Dizzy Gillespie would have loved this. No Jazz to speak of, at least as we normally employ the term, but an abundance of captivating and colorful Latin rhythms from Puerto Rico, home of Grupo Afro Boricua and its director, William Cepeda. Grupo Afro, it says in the liner notes, is a leading exponent of Puerto Rico’s traditional musical forms, the bomba and plena, the former composed of rhythmic variations that grew out of the African slave experience in colonial Puerto Rico, the latter a style of popular music that emerged in towns along the coast at the turn of the century (20th, that is) and consists of spontaneously improvised lyrics with choral refrain. If you’re at all confused by any of this, it is spelled out clearly in the liner notes, which provide a musical synopsis (in English and Spanish) for each of the 14 songs. Also included are descriptions of each of the rhythm instruments: the cúa, bomba drum, maraca típica, güiro jibaro, pandereta and tumbander! o. Much of the music is vocal as well as rhythmic, and the vocals are also in Spanish. As would be expected, there is a strong African influence throughout, with drums predominating in an impassioned call–and–response format between soloist and chorus. There is only one horn, director Cepeda’s trombone, and it is seldom heard. This is music that must be as much fun to play as it is to hear. Devotees of world music, especially that of Africa and Latin America, should find much to savor and cherish in Bombazo.
Track listing: Afro Boricua; Yubá Medley; Seshuque y Balance; San Tomás; El Gallo Canta; El Conde de Loíza; Amalia (No Quiere Ir Ebozo); Melitón Tombé; Rulé son Da; Majestad Negra; El Doctor Güenaga; Lamento Borincano; Seis Corrido Medley; El Belén (52:01).
William Cepeda, music director, conch shell, trombone, piano, vocals; Antonio Martinez, principal vocalist; Nellie Lebron, lead vocals, bass guitar; Roberto Cepeda, vocals; Hector Matos, percussion, lead vocals; Hector Calderon, percussion, vocals; Luis Cepeda, Angel Mojica, percussion; Harry Diaz, vocals on
I love jazz because it swings.
I was first exposed to jazz in Houston.
I met Joe LoCascio and Bob Henschen.

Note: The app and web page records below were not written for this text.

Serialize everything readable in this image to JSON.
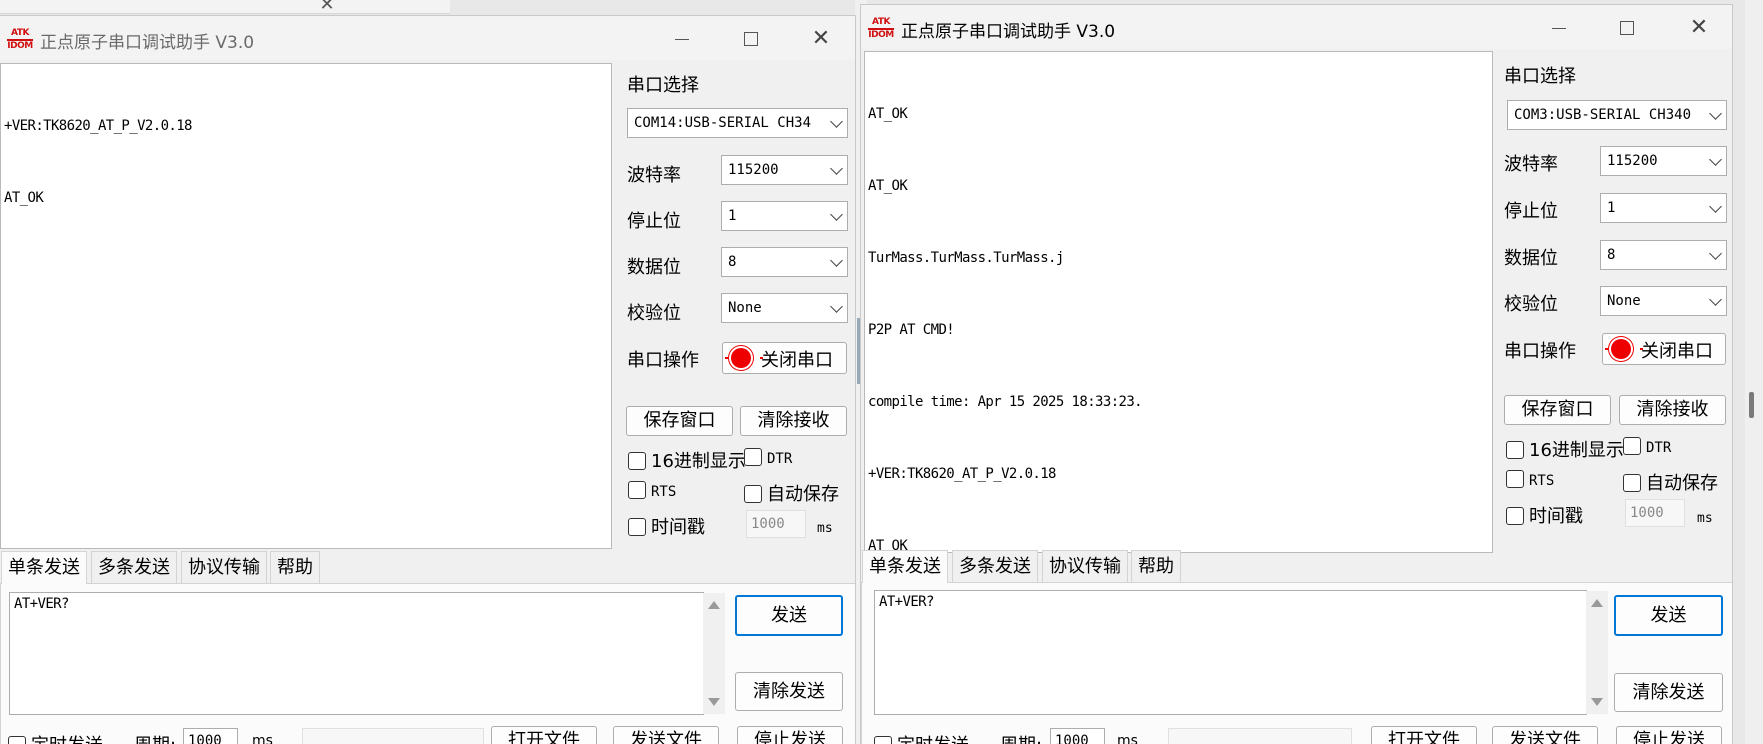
{
  "background": {
    "close_glyph": "✕"
  },
  "windows": [
    {
      "id": "left",
      "title": "正点原子串口调试助手 V3.0",
      "logo_top": "ATK",
      "logo_bottom": "IDOM",
      "receive_lines": [
        "+VER:TK8620_AT_P_V2.0.18",
        "AT_OK"
      ],
      "config": {
        "port_label": "串口选择",
        "port_value": "COM14:USB-SERIAL CH34",
        "baud_label": "波特率",
        "baud_value": "115200",
        "stop_label": "停止位",
        "stop_value": "1",
        "data_label": "数据位",
        "data_value": "8",
        "parity_label": "校验位",
        "parity_value": "None",
        "op_label": "串口操作",
        "op_button": "关闭串口"
      },
      "save_button": "保存窗口",
      "clear_recv_button": "清除接收",
      "options": {
        "hex_display": "16进制显示",
        "dtr": "DTR",
        "rts": "RTS",
        "auto_save": "自动保存",
        "timestamp": "时间戳",
        "timestamp_value": "1000",
        "ms": "ms"
      },
      "tabs": [
        "单条发送",
        "多条发送",
        "协议传输",
        "帮助"
      ],
      "send_text": "AT+VER?",
      "send_button": "发送",
      "clear_send_button": "清除发送",
      "bottom": {
        "timed_send": "定时发送",
        "period_label": "周期:",
        "period_value": "1000",
        "ms": "ms",
        "open_file": "打开文件",
        "send_file": "发送文件",
        "stop_send": "停止发送"
      }
    },
    {
      "id": "right",
      "title": "正点原子串口调试助手 V3.0",
      "logo_top": "ATK",
      "logo_bottom": "IDOM",
      "receive_lines": [
        "AT_OK",
        "AT_OK",
        "TurMass.TurMass.TurMass.j",
        "P2P AT CMD!",
        "compile time: Apr 15 2025 18:33:23.",
        "+VER:TK8620_AT_P_V2.0.18",
        "AT_OK"
      ],
      "config": {
        "port_label": "串口选择",
        "port_value": "COM3:USB-SERIAL CH340",
        "baud_label": "波特率",
        "baud_value": "115200",
        "stop_label": "停止位",
        "stop_value": "1",
        "data_label": "数据位",
        "data_value": "8",
        "parity_label": "校验位",
        "parity_value": "None",
        "op_label": "串口操作",
        "op_button": "关闭串口"
      },
      "save_button": "保存窗口",
      "clear_recv_button": "清除接收",
      "options": {
        "hex_display": "16进制显示",
        "dtr": "DTR",
        "rts": "RTS",
        "auto_save": "自动保存",
        "timestamp": "时间戳",
        "timestamp_value": "1000",
        "ms": "ms"
      },
      "tabs": [
        "单条发送",
        "多条发送",
        "协议传输",
        "帮助"
      ],
      "send_text": "AT+VER?",
      "send_button": "发送",
      "clear_send_button": "清除发送",
      "bottom": {
        "timed_send": "定时发送",
        "period_label": "周期:",
        "period_value": "1000",
        "ms": "ms",
        "open_file": "打开文件",
        "send_file": "发送文件",
        "stop_send": "停止发送"
      }
    }
  ],
  "colors": {
    "close_port_red": "#e00000",
    "focus_blue": "#0078d7",
    "logo_red": "#d01010"
  }
}
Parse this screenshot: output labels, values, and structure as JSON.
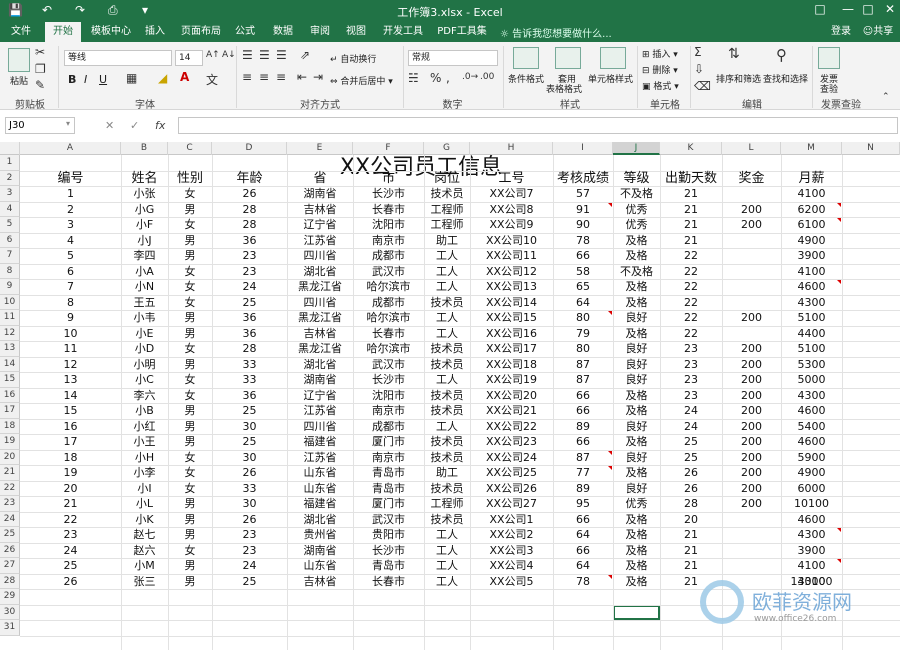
{
  "title_bar": {
    "title": "工作簿3.xlsx - Excel"
  },
  "menu": {
    "tabs": [
      "文件",
      "开始",
      "模板中心",
      "插入",
      "页面布局",
      "公式",
      "数据",
      "审阅",
      "视图",
      "开发工具",
      "PDF工具集"
    ],
    "active_index": 1,
    "tell_me": "告诉我您想要做什么...",
    "login": "登录",
    "share": "共享"
  },
  "ribbon": {
    "groups": [
      "剪贴板",
      "字体",
      "对齐方式",
      "数字",
      "样式",
      "单元格",
      "编辑",
      "发票查验"
    ],
    "paste": "粘贴",
    "font_name": "等线",
    "font_size": "14",
    "bold": "B",
    "italic": "I",
    "underline": "U",
    "wrap_text": "自动换行",
    "merge_center": "合并后居中",
    "number_format": "常规",
    "conditional_format": "条件格式",
    "table_format_1": "套用",
    "table_format_2": "表格格式",
    "cell_styles": "单元格样式",
    "insert": "插入",
    "delete": "删除",
    "format": "格式",
    "sort_filter": "排序和筛选",
    "find_select": "查找和选择",
    "invoice_1": "发票",
    "invoice_2": "查验"
  },
  "formula_bar": {
    "name_box": "J30",
    "fx": "fx"
  },
  "columns": [
    "A",
    "B",
    "C",
    "D",
    "E",
    "F",
    "G",
    "H",
    "I",
    "J",
    "K",
    "L",
    "M",
    "N"
  ],
  "selected_column": "J",
  "sheet": {
    "title": "XX公司员工信息",
    "headers": [
      "编号",
      "姓名",
      "性别",
      "年龄",
      "省",
      "市",
      "岗位",
      "工号",
      "考核成绩",
      "等级",
      "出勤天数",
      "奖金",
      "月薪"
    ],
    "rows": [
      [
        "1",
        "小张",
        "女",
        "26",
        "湖南省",
        "长沙市",
        "技术员",
        "XX公司7",
        "57",
        "不及格",
        "21",
        "",
        "4100"
      ],
      [
        "2",
        "小G",
        "男",
        "28",
        "吉林省",
        "长春市",
        "工程师",
        "XX公司8",
        "91",
        "优秀",
        "21",
        "200",
        "6200"
      ],
      [
        "3",
        "小F",
        "女",
        "28",
        "辽宁省",
        "沈阳市",
        "工程师",
        "XX公司9",
        "90",
        "优秀",
        "21",
        "200",
        "6100"
      ],
      [
        "4",
        "小J",
        "男",
        "36",
        "江苏省",
        "南京市",
        "助工",
        "XX公司10",
        "78",
        "及格",
        "21",
        "",
        "4900"
      ],
      [
        "5",
        "李四",
        "男",
        "23",
        "四川省",
        "成都市",
        "工人",
        "XX公司11",
        "66",
        "及格",
        "22",
        "",
        "3900"
      ],
      [
        "6",
        "小A",
        "女",
        "23",
        "湖北省",
        "武汉市",
        "工人",
        "XX公司12",
        "58",
        "不及格",
        "22",
        "",
        "4100"
      ],
      [
        "7",
        "小N",
        "女",
        "24",
        "黑龙江省",
        "哈尔滨市",
        "工人",
        "XX公司13",
        "65",
        "及格",
        "22",
        "",
        "4600"
      ],
      [
        "8",
        "王五",
        "女",
        "25",
        "四川省",
        "成都市",
        "技术员",
        "XX公司14",
        "64",
        "及格",
        "22",
        "",
        "4300"
      ],
      [
        "9",
        "小韦",
        "男",
        "36",
        "黑龙江省",
        "哈尔滨市",
        "工人",
        "XX公司15",
        "80",
        "良好",
        "22",
        "200",
        "5100"
      ],
      [
        "10",
        "小E",
        "男",
        "36",
        "吉林省",
        "长春市",
        "工人",
        "XX公司16",
        "79",
        "及格",
        "22",
        "",
        "4400"
      ],
      [
        "11",
        "小D",
        "女",
        "28",
        "黑龙江省",
        "哈尔滨市",
        "技术员",
        "XX公司17",
        "80",
        "良好",
        "23",
        "200",
        "5100"
      ],
      [
        "12",
        "小明",
        "男",
        "33",
        "湖北省",
        "武汉市",
        "技术员",
        "XX公司18",
        "87",
        "良好",
        "23",
        "200",
        "5300"
      ],
      [
        "13",
        "小C",
        "女",
        "33",
        "湖南省",
        "长沙市",
        "工人",
        "XX公司19",
        "87",
        "良好",
        "23",
        "200",
        "5000"
      ],
      [
        "14",
        "李六",
        "女",
        "36",
        "辽宁省",
        "沈阳市",
        "技术员",
        "XX公司20",
        "66",
        "及格",
        "23",
        "200",
        "4300"
      ],
      [
        "15",
        "小B",
        "男",
        "25",
        "江苏省",
        "南京市",
        "技术员",
        "XX公司21",
        "66",
        "及格",
        "24",
        "200",
        "4600"
      ],
      [
        "16",
        "小红",
        "男",
        "30",
        "四川省",
        "成都市",
        "工人",
        "XX公司22",
        "89",
        "良好",
        "24",
        "200",
        "5400"
      ],
      [
        "17",
        "小王",
        "男",
        "25",
        "福建省",
        "厦门市",
        "技术员",
        "XX公司23",
        "66",
        "及格",
        "25",
        "200",
        "4600"
      ],
      [
        "18",
        "小H",
        "女",
        "30",
        "江苏省",
        "南京市",
        "技术员",
        "XX公司24",
        "87",
        "良好",
        "25",
        "200",
        "5900"
      ],
      [
        "19",
        "小李",
        "女",
        "26",
        "山东省",
        "青岛市",
        "助工",
        "XX公司25",
        "77",
        "及格",
        "26",
        "200",
        "4900"
      ],
      [
        "20",
        "小I",
        "女",
        "33",
        "山东省",
        "青岛市",
        "技术员",
        "XX公司26",
        "89",
        "良好",
        "26",
        "200",
        "6000"
      ],
      [
        "21",
        "小L",
        "男",
        "30",
        "福建省",
        "厦门市",
        "工程师",
        "XX公司27",
        "95",
        "优秀",
        "28",
        "200",
        "10100"
      ],
      [
        "22",
        "小K",
        "男",
        "26",
        "湖北省",
        "武汉市",
        "技术员",
        "XX公司1",
        "66",
        "及格",
        "20",
        "",
        "4600"
      ],
      [
        "23",
        "赵七",
        "男",
        "23",
        "贵州省",
        "贵阳市",
        "工人",
        "XX公司2",
        "64",
        "及格",
        "21",
        "",
        "4300"
      ],
      [
        "24",
        "赵六",
        "女",
        "23",
        "湖南省",
        "长沙市",
        "工人",
        "XX公司3",
        "66",
        "及格",
        "21",
        "",
        "3900"
      ],
      [
        "25",
        "小M",
        "男",
        "24",
        "山东省",
        "青岛市",
        "工人",
        "XX公司4",
        "64",
        "及格",
        "21",
        "",
        "4100"
      ],
      [
        "26",
        "张三",
        "男",
        "25",
        "吉林省",
        "长春市",
        "工人",
        "XX公司5",
        "78",
        "及格",
        "21",
        "",
        "4300"
      ]
    ],
    "total": "130100"
  },
  "watermark": {
    "cn": "欧菲资源网",
    "en": "www.office26.com"
  },
  "colors": {
    "accent": "#217346",
    "comment_marker": "#dd0000"
  }
}
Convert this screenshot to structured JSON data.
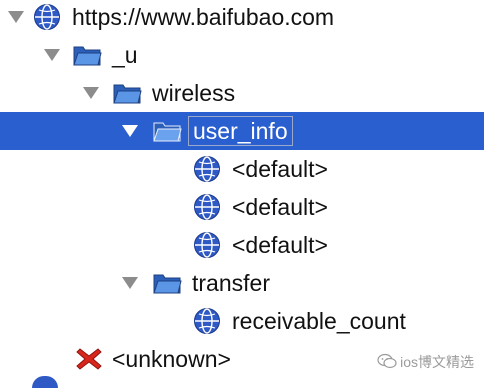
{
  "tree": {
    "rows": [
      {
        "label": "https://www.baifubao.com",
        "icon": "globe-icon",
        "expanded": true,
        "selected": false
      },
      {
        "label": "_u",
        "icon": "folder-icon",
        "expanded": true,
        "selected": false
      },
      {
        "label": "wireless",
        "icon": "folder-icon",
        "expanded": true,
        "selected": false
      },
      {
        "label": "user_info",
        "icon": "folder-icon",
        "expanded": true,
        "selected": true
      },
      {
        "label": "<default>",
        "icon": "globe-icon",
        "selected": false
      },
      {
        "label": "<default>",
        "icon": "globe-icon",
        "selected": false
      },
      {
        "label": "<default>",
        "icon": "globe-icon",
        "selected": false
      },
      {
        "label": "transfer",
        "icon": "folder-icon",
        "expanded": true,
        "selected": false
      },
      {
        "label": "receivable_count",
        "icon": "globe-icon",
        "selected": false
      },
      {
        "label": "<unknown>",
        "icon": "error-x-icon",
        "selected": false
      }
    ]
  },
  "watermark": {
    "text": "ios博文精选"
  },
  "colors": {
    "selection": "#2a5fd0",
    "folder": "#3f78d6",
    "globe": "#2f59c4",
    "error": "#d9261c",
    "disclosure": "#8c8c8c"
  }
}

The best show I ever attended was Pat Martino.
The first jazz record I bought was Time Out by the Dave Brubeck Quartet.
My advice to new listeners is to relax on 2 and 4 beats.